* **Data**
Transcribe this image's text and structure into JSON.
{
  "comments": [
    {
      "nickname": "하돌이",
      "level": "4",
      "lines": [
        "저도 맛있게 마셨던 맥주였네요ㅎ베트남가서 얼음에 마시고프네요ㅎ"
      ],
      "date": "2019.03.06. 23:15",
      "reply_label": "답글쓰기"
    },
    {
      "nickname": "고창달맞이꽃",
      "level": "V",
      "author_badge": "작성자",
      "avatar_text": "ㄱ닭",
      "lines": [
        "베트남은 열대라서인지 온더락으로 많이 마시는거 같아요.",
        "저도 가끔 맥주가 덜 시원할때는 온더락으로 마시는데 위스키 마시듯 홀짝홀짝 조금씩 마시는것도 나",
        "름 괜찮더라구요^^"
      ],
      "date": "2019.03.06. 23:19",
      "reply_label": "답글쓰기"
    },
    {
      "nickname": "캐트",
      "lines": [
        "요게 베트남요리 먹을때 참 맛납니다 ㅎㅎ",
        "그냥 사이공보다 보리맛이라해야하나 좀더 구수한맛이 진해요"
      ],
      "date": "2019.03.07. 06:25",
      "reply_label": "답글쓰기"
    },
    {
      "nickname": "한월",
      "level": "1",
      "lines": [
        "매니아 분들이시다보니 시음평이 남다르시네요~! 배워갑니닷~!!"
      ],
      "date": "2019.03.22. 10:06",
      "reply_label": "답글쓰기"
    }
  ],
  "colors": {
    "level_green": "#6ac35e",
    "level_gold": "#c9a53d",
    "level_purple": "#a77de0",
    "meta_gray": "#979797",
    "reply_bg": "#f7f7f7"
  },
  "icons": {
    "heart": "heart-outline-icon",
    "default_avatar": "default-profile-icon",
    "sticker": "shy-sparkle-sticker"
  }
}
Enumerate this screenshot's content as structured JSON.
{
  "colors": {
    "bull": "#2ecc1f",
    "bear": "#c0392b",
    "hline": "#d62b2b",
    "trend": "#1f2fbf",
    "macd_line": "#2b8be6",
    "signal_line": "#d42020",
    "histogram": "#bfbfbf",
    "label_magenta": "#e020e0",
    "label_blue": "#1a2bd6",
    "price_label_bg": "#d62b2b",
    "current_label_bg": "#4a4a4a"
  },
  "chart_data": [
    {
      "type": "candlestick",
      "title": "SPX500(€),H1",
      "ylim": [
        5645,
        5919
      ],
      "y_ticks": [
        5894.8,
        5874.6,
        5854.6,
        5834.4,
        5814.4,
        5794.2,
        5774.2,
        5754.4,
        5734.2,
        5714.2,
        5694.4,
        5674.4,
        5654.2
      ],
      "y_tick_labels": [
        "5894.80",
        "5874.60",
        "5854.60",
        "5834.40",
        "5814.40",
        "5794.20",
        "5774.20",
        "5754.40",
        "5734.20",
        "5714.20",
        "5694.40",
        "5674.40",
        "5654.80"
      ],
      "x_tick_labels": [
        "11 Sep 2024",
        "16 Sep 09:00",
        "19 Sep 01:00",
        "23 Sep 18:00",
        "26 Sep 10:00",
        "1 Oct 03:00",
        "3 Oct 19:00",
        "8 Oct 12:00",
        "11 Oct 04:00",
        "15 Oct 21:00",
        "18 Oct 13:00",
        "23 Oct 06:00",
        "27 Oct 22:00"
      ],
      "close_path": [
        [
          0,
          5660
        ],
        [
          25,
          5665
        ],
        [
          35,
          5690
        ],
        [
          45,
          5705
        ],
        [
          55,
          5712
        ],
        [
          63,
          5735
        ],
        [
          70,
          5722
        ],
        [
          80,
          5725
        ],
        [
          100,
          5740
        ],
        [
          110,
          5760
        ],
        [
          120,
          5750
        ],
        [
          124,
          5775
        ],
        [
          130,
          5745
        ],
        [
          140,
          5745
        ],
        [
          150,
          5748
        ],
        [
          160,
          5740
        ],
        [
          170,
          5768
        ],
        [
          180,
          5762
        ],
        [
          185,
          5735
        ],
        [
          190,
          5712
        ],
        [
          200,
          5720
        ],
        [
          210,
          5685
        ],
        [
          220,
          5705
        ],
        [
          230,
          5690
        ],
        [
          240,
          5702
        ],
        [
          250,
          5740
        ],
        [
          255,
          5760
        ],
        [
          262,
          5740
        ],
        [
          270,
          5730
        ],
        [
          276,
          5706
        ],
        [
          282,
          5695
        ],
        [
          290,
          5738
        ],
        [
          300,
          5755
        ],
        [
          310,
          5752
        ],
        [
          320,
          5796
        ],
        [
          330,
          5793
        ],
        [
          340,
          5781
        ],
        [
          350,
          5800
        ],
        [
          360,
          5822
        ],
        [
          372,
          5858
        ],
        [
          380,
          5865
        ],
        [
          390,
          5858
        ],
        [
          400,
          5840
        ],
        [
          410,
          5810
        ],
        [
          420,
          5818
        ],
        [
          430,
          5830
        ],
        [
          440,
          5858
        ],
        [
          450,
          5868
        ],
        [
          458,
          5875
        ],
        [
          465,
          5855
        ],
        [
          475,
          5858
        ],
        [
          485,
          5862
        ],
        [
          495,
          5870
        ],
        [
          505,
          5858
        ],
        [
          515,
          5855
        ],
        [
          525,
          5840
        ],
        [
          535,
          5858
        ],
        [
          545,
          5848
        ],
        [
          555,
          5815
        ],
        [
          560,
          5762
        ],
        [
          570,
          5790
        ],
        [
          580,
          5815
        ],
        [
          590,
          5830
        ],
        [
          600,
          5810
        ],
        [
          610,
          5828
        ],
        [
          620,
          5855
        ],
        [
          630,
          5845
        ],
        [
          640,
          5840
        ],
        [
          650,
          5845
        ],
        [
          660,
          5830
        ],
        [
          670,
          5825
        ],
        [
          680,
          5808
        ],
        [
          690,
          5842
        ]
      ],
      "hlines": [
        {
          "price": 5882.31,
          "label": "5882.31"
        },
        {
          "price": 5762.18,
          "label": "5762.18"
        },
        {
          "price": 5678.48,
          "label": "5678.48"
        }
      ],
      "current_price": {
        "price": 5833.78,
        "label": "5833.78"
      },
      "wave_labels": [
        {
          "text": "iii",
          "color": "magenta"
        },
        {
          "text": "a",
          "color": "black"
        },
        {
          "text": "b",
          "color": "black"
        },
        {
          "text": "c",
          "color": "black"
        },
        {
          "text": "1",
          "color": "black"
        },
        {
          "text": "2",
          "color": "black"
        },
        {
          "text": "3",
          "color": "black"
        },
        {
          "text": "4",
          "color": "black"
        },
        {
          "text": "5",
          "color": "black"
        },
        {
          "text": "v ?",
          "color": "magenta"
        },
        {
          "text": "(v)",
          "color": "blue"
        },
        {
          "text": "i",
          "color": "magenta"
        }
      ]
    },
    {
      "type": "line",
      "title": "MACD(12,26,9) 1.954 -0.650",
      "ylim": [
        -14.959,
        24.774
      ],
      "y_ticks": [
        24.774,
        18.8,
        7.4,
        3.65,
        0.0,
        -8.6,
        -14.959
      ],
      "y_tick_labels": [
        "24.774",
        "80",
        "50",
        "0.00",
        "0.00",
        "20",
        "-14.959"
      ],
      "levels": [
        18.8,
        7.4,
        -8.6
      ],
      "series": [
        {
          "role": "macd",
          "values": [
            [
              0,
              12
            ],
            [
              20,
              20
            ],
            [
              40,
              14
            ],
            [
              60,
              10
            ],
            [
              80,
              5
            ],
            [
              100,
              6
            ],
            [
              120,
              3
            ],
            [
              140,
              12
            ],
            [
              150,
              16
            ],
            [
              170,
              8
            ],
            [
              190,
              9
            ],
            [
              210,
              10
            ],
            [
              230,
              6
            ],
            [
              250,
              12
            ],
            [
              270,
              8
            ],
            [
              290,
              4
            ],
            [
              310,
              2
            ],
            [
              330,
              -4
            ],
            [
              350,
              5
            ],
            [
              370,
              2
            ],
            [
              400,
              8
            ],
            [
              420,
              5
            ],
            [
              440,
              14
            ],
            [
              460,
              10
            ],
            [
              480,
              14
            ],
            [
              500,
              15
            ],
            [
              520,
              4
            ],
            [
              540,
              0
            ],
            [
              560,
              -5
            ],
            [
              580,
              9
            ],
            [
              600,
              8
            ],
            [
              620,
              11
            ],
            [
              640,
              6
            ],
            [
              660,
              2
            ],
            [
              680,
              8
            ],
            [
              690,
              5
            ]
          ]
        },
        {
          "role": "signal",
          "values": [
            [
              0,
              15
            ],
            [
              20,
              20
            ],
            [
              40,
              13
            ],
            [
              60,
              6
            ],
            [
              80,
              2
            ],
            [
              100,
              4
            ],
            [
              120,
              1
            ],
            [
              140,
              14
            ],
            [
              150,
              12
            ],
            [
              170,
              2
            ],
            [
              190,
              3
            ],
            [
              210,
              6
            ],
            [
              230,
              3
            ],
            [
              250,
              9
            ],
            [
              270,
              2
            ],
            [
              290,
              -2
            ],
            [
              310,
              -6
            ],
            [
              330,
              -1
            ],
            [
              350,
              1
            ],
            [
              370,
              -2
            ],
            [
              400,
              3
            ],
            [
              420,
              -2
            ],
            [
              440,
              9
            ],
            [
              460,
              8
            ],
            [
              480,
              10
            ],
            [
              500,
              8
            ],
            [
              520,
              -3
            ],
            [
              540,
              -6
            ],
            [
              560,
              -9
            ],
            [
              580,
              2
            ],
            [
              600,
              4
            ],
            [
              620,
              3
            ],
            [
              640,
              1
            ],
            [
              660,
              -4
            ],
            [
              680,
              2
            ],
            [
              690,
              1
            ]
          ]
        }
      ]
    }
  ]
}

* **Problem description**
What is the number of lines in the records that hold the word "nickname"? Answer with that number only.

* **Expected output**
4